On the other hand, the Sinatra stuff is part of Hoboken’s history and identity, albeit in increasingly background ways. There’s nothing wrong with tearing down the building that squats at 415 Monroe and replacing it with something much better—but if you look at the plans proposed by the Chairman of Board Corporation, which bought the property in 2015, it’s just so … uninspiring.
The Blanding of Hoboken
There’s something symbolic about Sinatra’s birthplace becoming not just condominiums but cookie-cutter condominiums. If you look at the plans submitted to the City Council, there’s absolutely nothing special about them. It’s a bog-standard condo plan that looks like every single other condo building put up in this town over the last decade. There’s some mumbling about keeping the star in the sidewalk, and that’s about it.
It’s just a missed opportunity, really. Why not design something that at least shrugs in the direction of Old Blue Eyes and Hoboken history? There’s a chance to do something interesting here, and it’s being squandered. You can build a vanilla condo building anywhere. Why not put some effort into things at 415 Monroe? Of course, the money still spends the same, so in practical terms it doesn’t matter.
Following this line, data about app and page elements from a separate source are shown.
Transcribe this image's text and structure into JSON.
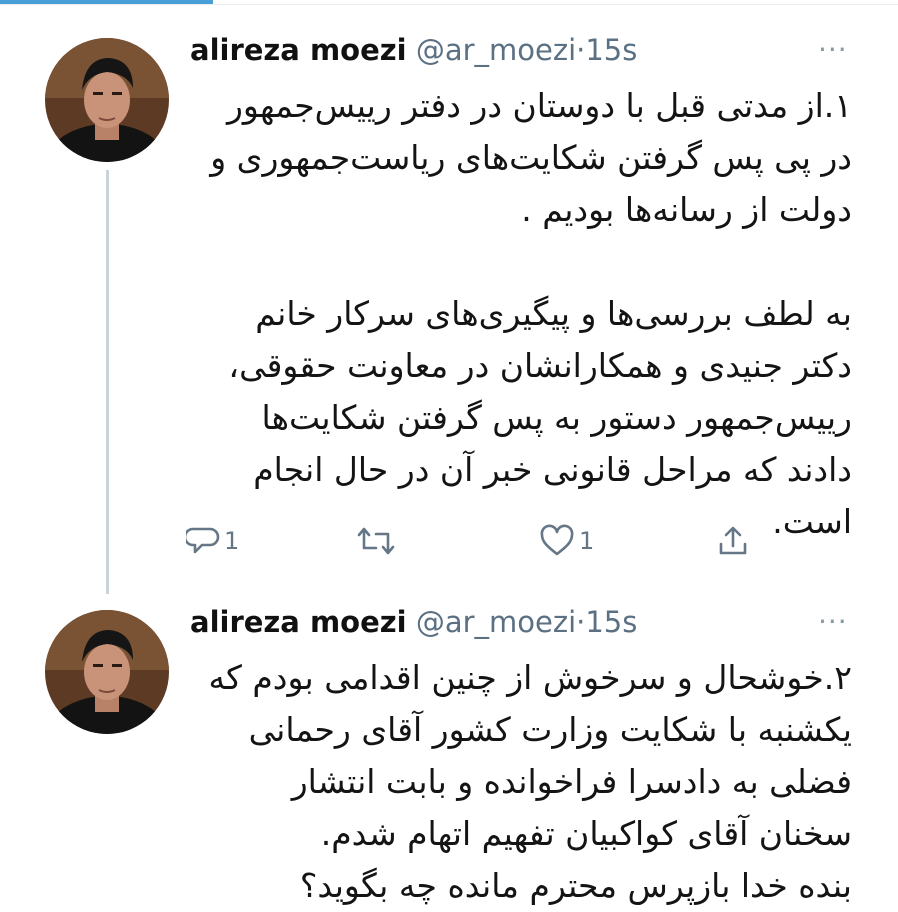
{
  "tweets": [
    {
      "author": {
        "name": "alireza moezi",
        "handle": "@ar_moezi"
      },
      "separator": "·",
      "time": "15s",
      "more": "···",
      "text": "۱.از مدتی قبل با دوستان در دفتر رییس‌جمهور\nدر پی پس گرفتن شکایت‌های ریاست‌جمهوری و\nدولت از رسانه‌ها بودیم .\n\nبه لطف بررسی‌ها و پیگیری‌های سرکار خانم\nدکتر جنیدی و همکارانشان در معاونت حقوقی،\nرییس‌جمهور دستور به پس گرفتن شکایت‌ها\nدادند که مراحل قانونی خبر آن در حال انجام\nاست.",
      "actions": {
        "reply_count": "1",
        "like_count": "1"
      }
    },
    {
      "author": {
        "name": "alireza moezi",
        "handle": "@ar_moezi"
      },
      "separator": "·",
      "time": "15s",
      "more": "···",
      "text": "۲.خوشحال و سرخوش از چنین اقدامی بودم که\nیکشنبه با شکایت وزارت کشور آقای رحمانی\nفضلی به دادسرا فراخوانده و بابت انتشار\nسخنان آقای کواکبیان تفهیم اتهام شدم.\nبنده خدا بازپرس محترم مانده چه بگوید؟"
    }
  ],
  "colors": {
    "accent": "#4a9fd8",
    "thread_line": "#c9d3da",
    "meta_text": "#5b7083",
    "icon": "#657786"
  }
}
Of course, the way things are going in another few decades people may not even remember who Sinatra was, much less care about where he lived. What do you think? What should go up on the site—or is a bland condo project with an afterthought star in the sidewalk (moved to make way for the parking entrance) actually the perfect memorial for modern-day Hoboken?